In summary, we have demonstrated that Notch signaling is active in the basal and suprabasal corneal epithelial cells. Notch activity is inversely proportional to the degree of proliferation, confirming its role in controlling proliferation and promoting differentiation. In the epidermis, studies have shown that it may be possible to modify the Notch activity to inhibit differentiation and expand the stem cell population . Based on the similarity of the corneal epithelium with the epidermis, Notch signaling may also provide a potential therapeutic pathway by which corneal epithelial proliferation and differentiation can be manipulated. This may be valuable for in vitro applications such as culturing epithelial cells for clinical use and for in vivo conditions such as partial limbal stem cell deficiency.

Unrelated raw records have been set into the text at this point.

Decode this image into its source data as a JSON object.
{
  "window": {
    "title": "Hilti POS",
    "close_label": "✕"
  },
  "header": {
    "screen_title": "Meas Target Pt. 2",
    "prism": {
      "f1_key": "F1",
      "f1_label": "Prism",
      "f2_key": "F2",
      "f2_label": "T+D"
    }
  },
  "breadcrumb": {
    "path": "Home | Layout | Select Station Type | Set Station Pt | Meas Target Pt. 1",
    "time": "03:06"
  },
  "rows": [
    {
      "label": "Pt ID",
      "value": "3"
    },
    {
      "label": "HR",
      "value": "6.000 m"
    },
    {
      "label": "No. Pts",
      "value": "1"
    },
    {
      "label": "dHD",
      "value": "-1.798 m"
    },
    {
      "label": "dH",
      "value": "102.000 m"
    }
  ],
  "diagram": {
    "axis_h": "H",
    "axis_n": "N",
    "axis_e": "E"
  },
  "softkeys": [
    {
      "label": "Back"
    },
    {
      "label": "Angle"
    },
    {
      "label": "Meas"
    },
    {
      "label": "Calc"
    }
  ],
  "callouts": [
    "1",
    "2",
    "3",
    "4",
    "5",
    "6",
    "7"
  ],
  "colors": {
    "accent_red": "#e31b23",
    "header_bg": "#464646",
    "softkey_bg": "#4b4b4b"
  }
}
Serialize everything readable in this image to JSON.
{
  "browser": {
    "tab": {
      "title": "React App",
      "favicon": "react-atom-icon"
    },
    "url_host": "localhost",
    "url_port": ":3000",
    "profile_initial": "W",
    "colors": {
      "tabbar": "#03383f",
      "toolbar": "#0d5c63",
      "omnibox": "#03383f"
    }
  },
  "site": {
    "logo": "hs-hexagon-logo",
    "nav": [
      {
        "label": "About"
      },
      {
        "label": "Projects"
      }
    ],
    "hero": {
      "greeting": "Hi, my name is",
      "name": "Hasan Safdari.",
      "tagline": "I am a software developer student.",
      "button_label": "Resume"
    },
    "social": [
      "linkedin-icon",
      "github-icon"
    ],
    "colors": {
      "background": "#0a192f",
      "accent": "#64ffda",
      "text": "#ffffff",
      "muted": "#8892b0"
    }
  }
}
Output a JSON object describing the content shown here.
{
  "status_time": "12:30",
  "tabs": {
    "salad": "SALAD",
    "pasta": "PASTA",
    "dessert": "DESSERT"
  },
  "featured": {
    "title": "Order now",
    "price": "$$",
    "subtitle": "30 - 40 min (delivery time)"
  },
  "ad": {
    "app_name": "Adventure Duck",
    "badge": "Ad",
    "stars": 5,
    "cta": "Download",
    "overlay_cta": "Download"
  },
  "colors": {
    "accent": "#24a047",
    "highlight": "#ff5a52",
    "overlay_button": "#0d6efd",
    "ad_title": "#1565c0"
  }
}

This research was supported by a Fight for Sight Grant-in-Aid, a career development grant K08EY017561-A1 to ARD, and a core grant EY01792 both from the National Institutes of Health, Bethesda, Maryland. ARD is also the recipient of a Career Development Award from Research to Prevent Blindness. The authors thank Ruth Zelkha, MS, for her generous technical assistance with preparing the images.